Please write out all of the entries exactly as they appear.
[Records — start]
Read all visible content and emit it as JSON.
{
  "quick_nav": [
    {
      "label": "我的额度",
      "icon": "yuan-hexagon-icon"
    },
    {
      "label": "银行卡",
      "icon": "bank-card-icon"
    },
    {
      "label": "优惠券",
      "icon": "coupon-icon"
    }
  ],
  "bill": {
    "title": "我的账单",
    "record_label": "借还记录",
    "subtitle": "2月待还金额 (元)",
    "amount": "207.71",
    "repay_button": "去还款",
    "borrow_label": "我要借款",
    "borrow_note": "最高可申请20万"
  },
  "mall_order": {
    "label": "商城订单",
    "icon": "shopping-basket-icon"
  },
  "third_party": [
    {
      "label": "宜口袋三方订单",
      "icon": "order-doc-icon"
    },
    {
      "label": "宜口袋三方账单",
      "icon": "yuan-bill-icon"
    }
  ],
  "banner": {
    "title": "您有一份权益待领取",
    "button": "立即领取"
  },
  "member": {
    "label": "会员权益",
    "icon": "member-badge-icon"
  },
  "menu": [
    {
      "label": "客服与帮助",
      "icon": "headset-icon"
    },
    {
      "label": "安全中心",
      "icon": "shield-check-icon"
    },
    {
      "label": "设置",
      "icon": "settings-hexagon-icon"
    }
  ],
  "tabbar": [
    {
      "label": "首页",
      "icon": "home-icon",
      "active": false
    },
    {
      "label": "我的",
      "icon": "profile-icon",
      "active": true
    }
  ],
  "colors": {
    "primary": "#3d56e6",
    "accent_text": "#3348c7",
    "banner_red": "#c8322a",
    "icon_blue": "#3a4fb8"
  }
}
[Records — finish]
_Problem solution_:
Read all visible content and emit it as JSON.
{
  "quick_nav": [
    {
      "label": "我的额度",
      "icon": "yuan-hexagon-icon"
    },
    {
      "label": "银行卡",
      "icon": "bank-card-icon"
    },
    {
      "label": "优惠券",
      "icon": "coupon-icon"
    }
  ],
  "bill": {
    "title": "我的账单",
    "record_label": "借还记录",
    "subtitle": "2月待还金额 (元)",
    "amount": "207.71",
    "repay_button": "去还款",
    "borrow_label": "我要借款",
    "borrow_note": "最高可申请20万"
  },
  "mall_order": {
    "label": "商城订单",
    "icon": "shopping-basket-icon"
  },
  "third_party": [
    {
      "label": "宜口袋三方订单",
      "icon": "order-doc-icon"
    },
    {
      "label": "宜口袋三方账单",
      "icon": "yuan-bill-icon"
    }
  ],
  "banner": {
    "title": "您有一份权益待领取",
    "button": "立即领取"
  },
  "member": {
    "label": "会员权益",
    "icon": "member-badge-icon"
  },
  "menu": [
    {
      "label": "客服与帮助",
      "icon": "headset-icon"
    },
    {
      "label": "安全中心",
      "icon": "shield-check-icon"
    },
    {
      "label": "设置",
      "icon": "settings-hexagon-icon"
    }
  ],
  "tabbar": [
    {
      "label": "首页",
      "icon": "home-icon",
      "active": false
    },
    {
      "label": "我的",
      "icon": "profile-icon",
      "active": true
    }
  ],
  "colors": {
    "primary": "#3d56e6",
    "accent_text": "#3348c7",
    "banner_red": "#c8322a",
    "icon_blue": "#3a4fb8"
  }
}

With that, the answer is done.